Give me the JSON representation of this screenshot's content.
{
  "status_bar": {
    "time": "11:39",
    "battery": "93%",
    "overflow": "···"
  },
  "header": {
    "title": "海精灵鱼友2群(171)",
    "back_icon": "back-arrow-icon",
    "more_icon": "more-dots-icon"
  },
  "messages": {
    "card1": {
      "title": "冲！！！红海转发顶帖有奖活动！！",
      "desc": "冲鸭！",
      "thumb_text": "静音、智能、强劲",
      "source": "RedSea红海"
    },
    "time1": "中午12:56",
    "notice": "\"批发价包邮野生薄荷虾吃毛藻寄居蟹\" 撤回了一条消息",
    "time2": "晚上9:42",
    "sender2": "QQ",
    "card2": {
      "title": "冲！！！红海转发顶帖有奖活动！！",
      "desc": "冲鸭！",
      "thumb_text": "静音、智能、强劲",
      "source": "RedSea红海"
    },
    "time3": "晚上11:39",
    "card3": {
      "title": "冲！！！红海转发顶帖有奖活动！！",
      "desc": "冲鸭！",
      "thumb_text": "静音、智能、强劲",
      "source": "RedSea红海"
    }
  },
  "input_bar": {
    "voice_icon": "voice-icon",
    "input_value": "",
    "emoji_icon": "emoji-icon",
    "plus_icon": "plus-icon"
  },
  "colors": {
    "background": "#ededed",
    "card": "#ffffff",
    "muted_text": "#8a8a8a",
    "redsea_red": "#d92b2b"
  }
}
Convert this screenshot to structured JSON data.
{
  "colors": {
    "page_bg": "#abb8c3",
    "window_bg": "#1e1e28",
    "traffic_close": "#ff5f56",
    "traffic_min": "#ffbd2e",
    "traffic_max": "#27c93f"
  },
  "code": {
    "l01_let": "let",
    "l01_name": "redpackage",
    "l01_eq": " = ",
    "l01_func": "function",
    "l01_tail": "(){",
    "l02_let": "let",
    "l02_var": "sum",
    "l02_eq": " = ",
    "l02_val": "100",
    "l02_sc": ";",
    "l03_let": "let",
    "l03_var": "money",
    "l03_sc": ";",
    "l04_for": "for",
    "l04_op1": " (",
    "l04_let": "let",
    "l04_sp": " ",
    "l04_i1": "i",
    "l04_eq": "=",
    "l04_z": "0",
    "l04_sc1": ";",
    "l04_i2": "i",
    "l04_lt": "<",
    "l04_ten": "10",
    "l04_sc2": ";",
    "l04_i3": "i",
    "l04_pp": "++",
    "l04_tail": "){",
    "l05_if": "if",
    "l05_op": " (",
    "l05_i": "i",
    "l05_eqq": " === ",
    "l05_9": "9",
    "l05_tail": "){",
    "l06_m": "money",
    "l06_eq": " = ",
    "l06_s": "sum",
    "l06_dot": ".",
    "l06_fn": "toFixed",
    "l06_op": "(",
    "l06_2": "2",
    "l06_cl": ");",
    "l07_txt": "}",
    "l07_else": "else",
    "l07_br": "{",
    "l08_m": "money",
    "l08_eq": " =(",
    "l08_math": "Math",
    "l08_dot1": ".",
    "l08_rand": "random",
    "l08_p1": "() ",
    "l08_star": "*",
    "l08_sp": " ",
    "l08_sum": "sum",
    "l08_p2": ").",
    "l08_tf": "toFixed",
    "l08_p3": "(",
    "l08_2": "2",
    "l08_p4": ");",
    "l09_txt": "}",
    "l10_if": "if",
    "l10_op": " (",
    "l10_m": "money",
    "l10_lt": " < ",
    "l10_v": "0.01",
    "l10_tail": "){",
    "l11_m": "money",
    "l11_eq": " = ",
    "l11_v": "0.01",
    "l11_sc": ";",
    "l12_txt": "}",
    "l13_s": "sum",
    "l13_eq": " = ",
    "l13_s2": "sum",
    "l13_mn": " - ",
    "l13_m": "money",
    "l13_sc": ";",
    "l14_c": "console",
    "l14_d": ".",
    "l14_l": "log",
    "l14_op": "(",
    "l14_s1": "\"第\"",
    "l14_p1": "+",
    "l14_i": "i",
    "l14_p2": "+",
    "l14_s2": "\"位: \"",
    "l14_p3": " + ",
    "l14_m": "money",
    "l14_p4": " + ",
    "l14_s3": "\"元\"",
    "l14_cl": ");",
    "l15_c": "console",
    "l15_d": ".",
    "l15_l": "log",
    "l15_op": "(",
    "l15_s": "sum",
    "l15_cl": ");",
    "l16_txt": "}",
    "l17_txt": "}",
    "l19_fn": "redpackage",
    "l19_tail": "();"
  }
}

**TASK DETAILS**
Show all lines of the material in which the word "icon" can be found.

**TASK RESULT**
    "back_icon": "back-arrow-icon",
    "more_icon": "more-dots-icon"
    "voice_icon": "voice-icon",
    "emoji_icon": "emoji-icon",
    "plus_icon": "plus-icon"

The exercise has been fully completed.